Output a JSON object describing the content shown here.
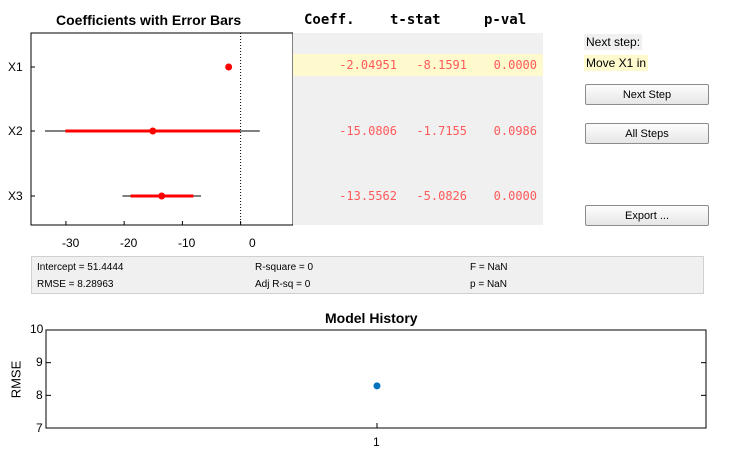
{
  "coef_plot": {
    "title": "Coefficients with Error Bars",
    "x_ticks": [
      "-30",
      "-20",
      "-10",
      "0"
    ],
    "chart_data": {
      "type": "scatter",
      "title": "Coefficients with Error Bars",
      "xlim": [
        -36,
        9
      ],
      "categories": [
        "X1",
        "X2",
        "X3"
      ],
      "points": [
        {
          "label": "X1",
          "coef": -2.04951,
          "in_model": false
        },
        {
          "label": "X2",
          "coef": -15.0806,
          "inner": [
            -30.1,
            -0.1
          ],
          "outer": [
            -33.6,
            3.3
          ],
          "in_model": false
        },
        {
          "label": "X3",
          "coef": -13.5562,
          "inner": [
            -18.9,
            -8.1
          ],
          "outer": [
            -20.3,
            -6.8
          ],
          "in_model": false
        }
      ],
      "zero_line": 0
    }
  },
  "table": {
    "headers": {
      "coeff": "Coeff.",
      "tstat": "t-stat",
      "pval": "p-val"
    },
    "rows": [
      {
        "coeff": "-2.04951",
        "tstat": "-8.1591",
        "pval": "0.0000",
        "highlight": true
      },
      {
        "coeff": "-15.0806",
        "tstat": "-1.7155",
        "pval": "0.0986",
        "highlight": false
      },
      {
        "coeff": "-13.5562",
        "tstat": "-5.0826",
        "pval": "0.0000",
        "highlight": false
      }
    ]
  },
  "side": {
    "next_step_label": "Next step:",
    "next_step_value": "Move X1 in",
    "next_step_button": "Next Step",
    "all_steps_button": "All Steps",
    "export_button": "Export ..."
  },
  "stats": {
    "intercept": "Intercept = 51.4444",
    "rmse": "RMSE = 8.28963",
    "rsquare": "R-square = 0",
    "adj_rsq": "Adj R-sq = 0",
    "f": "F = NaN",
    "p": "p = NaN"
  },
  "history": {
    "title": "Model History",
    "ylabel": "RMSE",
    "y_ticks": [
      "7",
      "8",
      "9",
      "10"
    ],
    "x_ticks": [
      "1"
    ],
    "chart_data": {
      "type": "scatter",
      "title": "Model History",
      "ylabel": "RMSE",
      "ylim": [
        7,
        10
      ],
      "x": [
        1
      ],
      "y": [
        8.28963
      ],
      "color": "#0072bd"
    }
  },
  "colors": {
    "error_bar": "#ff0000",
    "point": "#ff0000",
    "history_point": "#0072bd",
    "highlight": "#fffacd",
    "text_red": "#ff5a5a"
  }
}
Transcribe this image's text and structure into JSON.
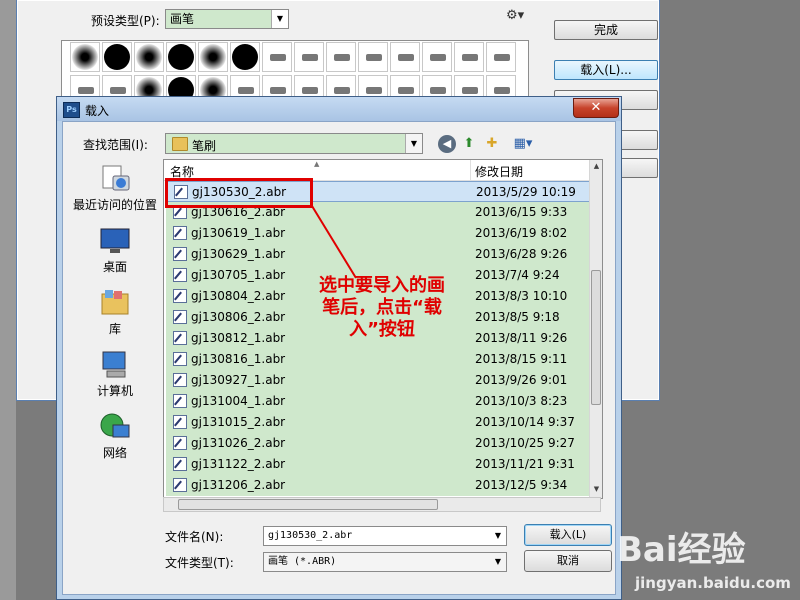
{
  "preset_manager": {
    "preset_type_label": "预设类型(P):",
    "preset_type_value": "画笔",
    "buttons": {
      "done": "完成",
      "load": "载入(L)..."
    }
  },
  "dialog": {
    "title": "载入",
    "look_in_label": "查找范围(I):",
    "look_in_value": "笔刷",
    "places": [
      {
        "label": "最近访问的位置",
        "icon": "recent-places-icon"
      },
      {
        "label": "桌面",
        "icon": "desktop-icon"
      },
      {
        "label": "库",
        "icon": "libraries-icon"
      },
      {
        "label": "计算机",
        "icon": "computer-icon"
      },
      {
        "label": "网络",
        "icon": "network-icon"
      }
    ],
    "columns": {
      "name": "名称",
      "date": "修改日期"
    },
    "files": [
      {
        "name": "gj130530_2.abr",
        "date": "2013/5/29 10:19",
        "selected": true
      },
      {
        "name": "gj130616_2.abr",
        "date": "2013/6/15 9:33"
      },
      {
        "name": "gj130619_1.abr",
        "date": "2013/6/19 8:02"
      },
      {
        "name": "gj130629_1.abr",
        "date": "2013/6/28 9:26"
      },
      {
        "name": "gj130705_1.abr",
        "date": "2013/7/4 9:24"
      },
      {
        "name": "gj130804_2.abr",
        "date": "2013/8/3 10:10"
      },
      {
        "name": "gj130806_2.abr",
        "date": "2013/8/5 9:18"
      },
      {
        "name": "gj130812_1.abr",
        "date": "2013/8/11 9:26"
      },
      {
        "name": "gj130816_1.abr",
        "date": "2013/8/15 9:11"
      },
      {
        "name": "gj130927_1.abr",
        "date": "2013/9/26 9:01"
      },
      {
        "name": "gj131004_1.abr",
        "date": "2013/10/3 8:23"
      },
      {
        "name": "gj131015_2.abr",
        "date": "2013/10/14 9:37"
      },
      {
        "name": "gj131026_2.abr",
        "date": "2013/10/25 9:27"
      },
      {
        "name": "gj131122_2.abr",
        "date": "2013/11/21 9:31"
      },
      {
        "name": "gj131206_2.abr",
        "date": "2013/12/5 9:34"
      }
    ],
    "file_name_label": "文件名(N):",
    "file_name_value": "gj130530_2.abr",
    "file_type_label": "文件类型(T):",
    "file_type_value": "画笔 (*.ABR)",
    "load_button": "载入(L)",
    "cancel_button": "取消"
  },
  "annotation": {
    "text_line1": "选中要导入的画",
    "text_line2": "笔后，点击“载",
    "text_line3": "入”按钮",
    "color": "#e00000"
  },
  "watermark": {
    "logo": "Bai经验",
    "url": "jingyan.baidu.com"
  }
}
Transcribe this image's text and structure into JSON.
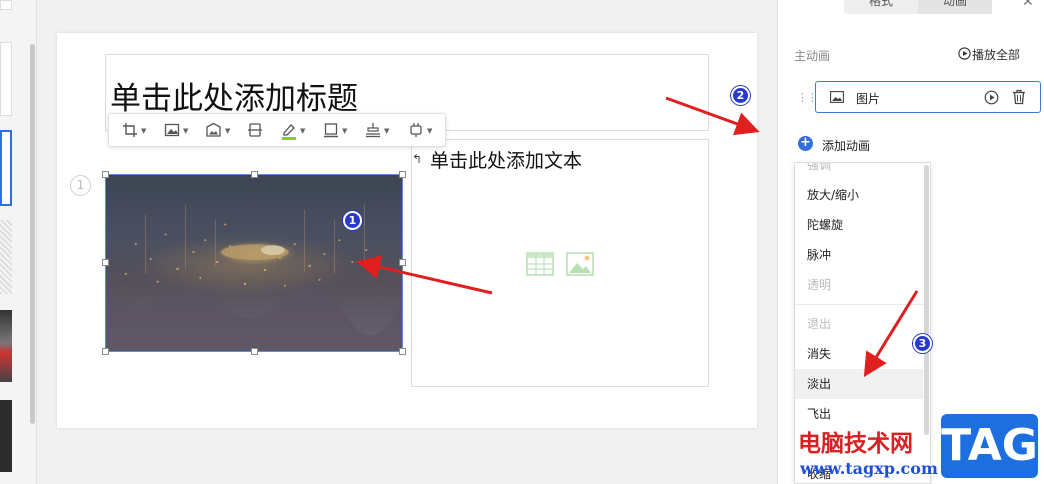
{
  "slide": {
    "title_placeholder": "单击此处添加标题",
    "text_placeholder": "单击此处添加文本",
    "slide_number": "1"
  },
  "toolbar": {
    "tools": [
      "crop-icon",
      "image-icon",
      "image-adjust-icon",
      "align-icon",
      "pen-color-icon",
      "border-icon",
      "distribute-icon",
      "frame-icon"
    ]
  },
  "panel": {
    "tabs": [
      "格式",
      "动画"
    ],
    "active_tab": "动画",
    "main_anim_label": "主动画",
    "play_all": "播放全部",
    "anim_item_label": "图片",
    "add_anim": "添加动画",
    "menu_items": [
      {
        "label": "强调",
        "disabled": true
      },
      {
        "label": "放大/缩小",
        "disabled": false
      },
      {
        "label": "陀螺旋",
        "disabled": false
      },
      {
        "label": "脉冲",
        "disabled": false
      },
      {
        "label": "透明",
        "disabled": true
      },
      {
        "label": "退出",
        "disabled": true
      },
      {
        "label": "消失",
        "disabled": false
      },
      {
        "label": "淡出",
        "disabled": false
      },
      {
        "label": "飞出",
        "disabled": false
      },
      {
        "label": "收缩",
        "disabled": false
      }
    ],
    "hovered_item": "淡出"
  },
  "annotations": {
    "badges": [
      "1",
      "2",
      "3"
    ],
    "arrow_color": "#e02020",
    "badge_color": "#2a3ac8"
  },
  "watermark": {
    "site_name": "电脑技术网",
    "url": "www.tagxp.com",
    "logo_text": "TAG"
  },
  "colors": {
    "accent": "#3a7bd5",
    "add_icon": "#2f6fe0"
  }
}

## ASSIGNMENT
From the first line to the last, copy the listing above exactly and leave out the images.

## ANSWER BELOW
Output a JSON object describing the content shown here.
{
  "coef_plot": {
    "title": "Coefficients with Error Bars",
    "x_ticks": [
      "-30",
      "-20",
      "-10",
      "0"
    ],
    "chart_data": {
      "type": "scatter",
      "title": "Coefficients with Error Bars",
      "xlim": [
        -36,
        9
      ],
      "categories": [
        "X1",
        "X2",
        "X3"
      ],
      "points": [
        {
          "label": "X1",
          "coef": -2.04951,
          "in_model": false
        },
        {
          "label": "X2",
          "coef": -15.0806,
          "inner": [
            -30.1,
            -0.1
          ],
          "outer": [
            -33.6,
            3.3
          ],
          "in_model": false
        },
        {
          "label": "X3",
          "coef": -13.5562,
          "inner": [
            -18.9,
            -8.1
          ],
          "outer": [
            -20.3,
            -6.8
          ],
          "in_model": false
        }
      ],
      "zero_line": 0
    }
  },
  "table": {
    "headers": {
      "coeff": "Coeff.",
      "tstat": "t-stat",
      "pval": "p-val"
    },
    "rows": [
      {
        "coeff": "-2.04951",
        "tstat": "-8.1591",
        "pval": "0.0000",
        "highlight": true
      },
      {
        "coeff": "-15.0806",
        "tstat": "-1.7155",
        "pval": "0.0986",
        "highlight": false
      },
      {
        "coeff": "-13.5562",
        "tstat": "-5.0826",
        "pval": "0.0000",
        "highlight": false
      }
    ]
  },
  "side": {
    "next_step_label": "Next step:",
    "next_step_value": "Move X1 in",
    "next_step_button": "Next Step",
    "all_steps_button": "All Steps",
    "export_button": "Export ..."
  },
  "stats": {
    "intercept": "Intercept = 51.4444",
    "rmse": "RMSE = 8.28963",
    "rsquare": "R-square = 0",
    "adj_rsq": "Adj R-sq = 0",
    "f": "F = NaN",
    "p": "p = NaN"
  },
  "history": {
    "title": "Model History",
    "ylabel": "RMSE",
    "y_ticks": [
      "7",
      "8",
      "9",
      "10"
    ],
    "x_ticks": [
      "1"
    ],
    "chart_data": {
      "type": "scatter",
      "title": "Model History",
      "ylabel": "RMSE",
      "ylim": [
        7,
        10
      ],
      "x": [
        1
      ],
      "y": [
        8.28963
      ],
      "color": "#0072bd"
    }
  },
  "colors": {
    "error_bar": "#ff0000",
    "point": "#ff0000",
    "history_point": "#0072bd",
    "highlight": "#fffacd",
    "text_red": "#ff5a5a"
  }
}
Transcribe this image's text and structure into JSON.
{
  "preset_manager": {
    "preset_type_label": "预设类型(P):",
    "preset_type_value": "画笔",
    "buttons": {
      "done": "完成",
      "load": "载入(L)..."
    }
  },
  "dialog": {
    "title": "载入",
    "look_in_label": "查找范围(I):",
    "look_in_value": "笔刷",
    "places": [
      {
        "label": "最近访问的位置",
        "icon": "recent-places-icon"
      },
      {
        "label": "桌面",
        "icon": "desktop-icon"
      },
      {
        "label": "库",
        "icon": "libraries-icon"
      },
      {
        "label": "计算机",
        "icon": "computer-icon"
      },
      {
        "label": "网络",
        "icon": "network-icon"
      }
    ],
    "columns": {
      "name": "名称",
      "date": "修改日期"
    },
    "files": [
      {
        "name": "gj130530_2.abr",
        "date": "2013/5/29 10:19",
        "selected": true
      },
      {
        "name": "gj130616_2.abr",
        "date": "2013/6/15 9:33"
      },
      {
        "name": "gj130619_1.abr",
        "date": "2013/6/19 8:02"
      },
      {
        "name": "gj130629_1.abr",
        "date": "2013/6/28 9:26"
      },
      {
        "name": "gj130705_1.abr",
        "date": "2013/7/4 9:24"
      },
      {
        "name": "gj130804_2.abr",
        "date": "2013/8/3 10:10"
      },
      {
        "name": "gj130806_2.abr",
        "date": "2013/8/5 9:18"
      },
      {
        "name": "gj130812_1.abr",
        "date": "2013/8/11 9:26"
      },
      {
        "name": "gj130816_1.abr",
        "date": "2013/8/15 9:11"
      },
      {
        "name": "gj130927_1.abr",
        "date": "2013/9/26 9:01"
      },
      {
        "name": "gj131004_1.abr",
        "date": "2013/10/3 8:23"
      },
      {
        "name": "gj131015_2.abr",
        "date": "2013/10/14 9:37"
      },
      {
        "name": "gj131026_2.abr",
        "date": "2013/10/25 9:27"
      },
      {
        "name": "gj131122_2.abr",
        "date": "2013/11/21 9:31"
      },
      {
        "name": "gj131206_2.abr",
        "date": "2013/12/5 9:34"
      }
    ],
    "file_name_label": "文件名(N):",
    "file_name_value": "gj130530_2.abr",
    "file_type_label": "文件类型(T):",
    "file_type_value": "画笔 (*.ABR)",
    "load_button": "载入(L)",
    "cancel_button": "取消"
  },
  "annotation": {
    "text_line1": "选中要导入的画",
    "text_line2": "笔后，点击“载",
    "text_line3": "入”按钮",
    "color": "#e00000"
  },
  "watermark": {
    "logo": "Bai经验",
    "url": "jingyan.baidu.com"
  }
}
Transcribe this image's text and structure into JSON.
{
  "slide": {
    "title_placeholder": "单击此处添加标题",
    "text_placeholder": "单击此处添加文本",
    "slide_number": "1"
  },
  "toolbar": {
    "tools": [
      "crop-icon",
      "image-icon",
      "image-adjust-icon",
      "align-icon",
      "pen-color-icon",
      "border-icon",
      "distribute-icon",
      "frame-icon"
    ]
  },
  "panel": {
    "tabs": [
      "格式",
      "动画"
    ],
    "active_tab": "动画",
    "main_anim_label": "主动画",
    "play_all": "播放全部",
    "anim_item_label": "图片",
    "add_anim": "添加动画",
    "menu_items": [
      {
        "label": "强调",
        "disabled": true
      },
      {
        "label": "放大/缩小",
        "disabled": false
      },
      {
        "label": "陀螺旋",
        "disabled": false
      },
      {
        "label": "脉冲",
        "disabled": false
      },
      {
        "label": "透明",
        "disabled": true
      },
      {
        "label": "退出",
        "disabled": true
      },
      {
        "label": "消失",
        "disabled": false
      },
      {
        "label": "淡出",
        "disabled": false
      },
      {
        "label": "飞出",
        "disabled": false
      },
      {
        "label": "收缩",
        "disabled": false
      }
    ],
    "hovered_item": "淡出"
  },
  "annotations": {
    "badges": [
      "1",
      "2",
      "3"
    ],
    "arrow_color": "#e02020",
    "badge_color": "#2a3ac8"
  },
  "watermark": {
    "site_name": "电脑技术网",
    "url": "www.tagxp.com",
    "logo_text": "TAG"
  },
  "colors": {
    "accent": "#3a7bd5",
    "add_icon": "#2f6fe0"
  }
}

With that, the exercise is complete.